Which lines below contain the word "this"? Copy each one.
Data extract section start
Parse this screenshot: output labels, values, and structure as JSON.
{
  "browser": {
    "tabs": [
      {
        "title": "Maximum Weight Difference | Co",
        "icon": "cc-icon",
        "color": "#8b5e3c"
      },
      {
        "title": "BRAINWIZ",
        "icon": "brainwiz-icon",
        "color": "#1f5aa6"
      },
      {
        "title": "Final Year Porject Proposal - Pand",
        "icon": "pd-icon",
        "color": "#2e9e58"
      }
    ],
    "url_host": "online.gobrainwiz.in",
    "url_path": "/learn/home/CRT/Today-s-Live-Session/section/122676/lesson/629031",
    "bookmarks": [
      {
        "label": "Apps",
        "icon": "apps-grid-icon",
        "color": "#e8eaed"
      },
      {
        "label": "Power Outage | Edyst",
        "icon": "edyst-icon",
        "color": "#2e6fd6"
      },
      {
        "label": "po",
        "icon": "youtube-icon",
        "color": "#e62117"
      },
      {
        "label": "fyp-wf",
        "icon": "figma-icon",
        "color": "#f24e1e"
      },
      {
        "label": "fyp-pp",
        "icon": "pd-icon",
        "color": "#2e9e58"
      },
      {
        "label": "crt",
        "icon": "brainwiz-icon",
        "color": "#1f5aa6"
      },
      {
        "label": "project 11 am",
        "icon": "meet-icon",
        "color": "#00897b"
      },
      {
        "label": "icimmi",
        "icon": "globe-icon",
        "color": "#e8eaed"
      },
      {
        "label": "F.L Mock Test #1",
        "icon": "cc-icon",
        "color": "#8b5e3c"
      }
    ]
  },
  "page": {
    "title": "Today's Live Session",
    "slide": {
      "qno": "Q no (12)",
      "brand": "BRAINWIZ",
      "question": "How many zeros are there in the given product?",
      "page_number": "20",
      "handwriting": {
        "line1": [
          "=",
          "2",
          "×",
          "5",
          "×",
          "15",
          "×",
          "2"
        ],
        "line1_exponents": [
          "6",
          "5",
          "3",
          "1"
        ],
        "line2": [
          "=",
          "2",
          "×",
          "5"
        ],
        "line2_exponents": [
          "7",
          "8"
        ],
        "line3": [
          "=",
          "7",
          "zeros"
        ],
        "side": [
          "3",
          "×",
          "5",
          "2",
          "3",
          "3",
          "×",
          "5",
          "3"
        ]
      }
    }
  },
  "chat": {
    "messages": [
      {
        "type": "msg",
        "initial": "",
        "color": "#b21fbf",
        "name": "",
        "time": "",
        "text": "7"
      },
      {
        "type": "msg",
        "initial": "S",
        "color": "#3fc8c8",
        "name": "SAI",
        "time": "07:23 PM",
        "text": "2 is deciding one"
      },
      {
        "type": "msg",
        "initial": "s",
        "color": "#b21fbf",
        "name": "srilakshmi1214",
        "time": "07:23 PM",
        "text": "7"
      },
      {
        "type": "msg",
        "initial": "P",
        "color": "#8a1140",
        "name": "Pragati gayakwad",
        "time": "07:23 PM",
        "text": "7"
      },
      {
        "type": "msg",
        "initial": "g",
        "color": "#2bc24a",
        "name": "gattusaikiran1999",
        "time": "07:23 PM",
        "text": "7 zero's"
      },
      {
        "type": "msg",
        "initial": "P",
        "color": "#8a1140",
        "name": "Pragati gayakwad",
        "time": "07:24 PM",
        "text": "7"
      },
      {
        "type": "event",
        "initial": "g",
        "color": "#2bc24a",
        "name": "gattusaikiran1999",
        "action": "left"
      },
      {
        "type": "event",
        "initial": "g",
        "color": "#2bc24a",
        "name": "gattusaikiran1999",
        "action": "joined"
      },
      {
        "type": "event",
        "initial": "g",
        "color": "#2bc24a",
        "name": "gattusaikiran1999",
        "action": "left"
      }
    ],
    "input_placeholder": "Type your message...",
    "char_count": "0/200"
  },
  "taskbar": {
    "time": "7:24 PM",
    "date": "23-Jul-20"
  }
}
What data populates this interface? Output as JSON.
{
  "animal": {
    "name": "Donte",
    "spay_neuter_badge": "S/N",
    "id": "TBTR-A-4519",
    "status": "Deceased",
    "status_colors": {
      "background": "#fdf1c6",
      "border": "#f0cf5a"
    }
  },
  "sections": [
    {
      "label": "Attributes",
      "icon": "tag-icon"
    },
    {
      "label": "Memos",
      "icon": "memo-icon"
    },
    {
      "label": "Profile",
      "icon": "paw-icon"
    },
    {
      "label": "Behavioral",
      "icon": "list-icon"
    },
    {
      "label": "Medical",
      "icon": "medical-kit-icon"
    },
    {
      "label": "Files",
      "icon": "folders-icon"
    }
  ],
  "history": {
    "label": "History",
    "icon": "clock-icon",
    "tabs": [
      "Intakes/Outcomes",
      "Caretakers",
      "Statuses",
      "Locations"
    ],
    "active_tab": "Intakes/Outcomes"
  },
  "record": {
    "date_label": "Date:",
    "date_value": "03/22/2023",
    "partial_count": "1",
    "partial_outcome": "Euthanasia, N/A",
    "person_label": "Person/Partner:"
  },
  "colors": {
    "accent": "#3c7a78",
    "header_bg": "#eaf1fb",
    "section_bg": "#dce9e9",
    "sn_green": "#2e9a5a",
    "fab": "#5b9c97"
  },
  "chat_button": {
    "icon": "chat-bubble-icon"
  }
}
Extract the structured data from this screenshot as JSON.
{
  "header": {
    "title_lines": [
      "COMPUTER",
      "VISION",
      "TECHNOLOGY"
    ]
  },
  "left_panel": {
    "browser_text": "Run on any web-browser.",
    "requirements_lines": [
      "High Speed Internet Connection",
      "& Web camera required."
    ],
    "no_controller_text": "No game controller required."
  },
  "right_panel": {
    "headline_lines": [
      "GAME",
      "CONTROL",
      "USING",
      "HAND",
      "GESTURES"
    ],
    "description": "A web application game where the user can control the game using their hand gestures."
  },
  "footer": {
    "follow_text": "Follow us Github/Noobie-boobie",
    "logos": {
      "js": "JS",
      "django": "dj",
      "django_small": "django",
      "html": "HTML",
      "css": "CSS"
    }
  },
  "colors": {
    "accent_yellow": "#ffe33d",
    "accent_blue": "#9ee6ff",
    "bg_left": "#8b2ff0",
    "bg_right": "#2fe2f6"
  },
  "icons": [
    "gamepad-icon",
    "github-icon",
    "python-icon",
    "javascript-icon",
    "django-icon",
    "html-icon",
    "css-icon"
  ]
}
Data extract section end
* Finished task
Parse this screenshot: output labels, values, and structure as JSON.
What data populates this interface? Output as JSON.
Extract the structured data from this screenshot as JSON.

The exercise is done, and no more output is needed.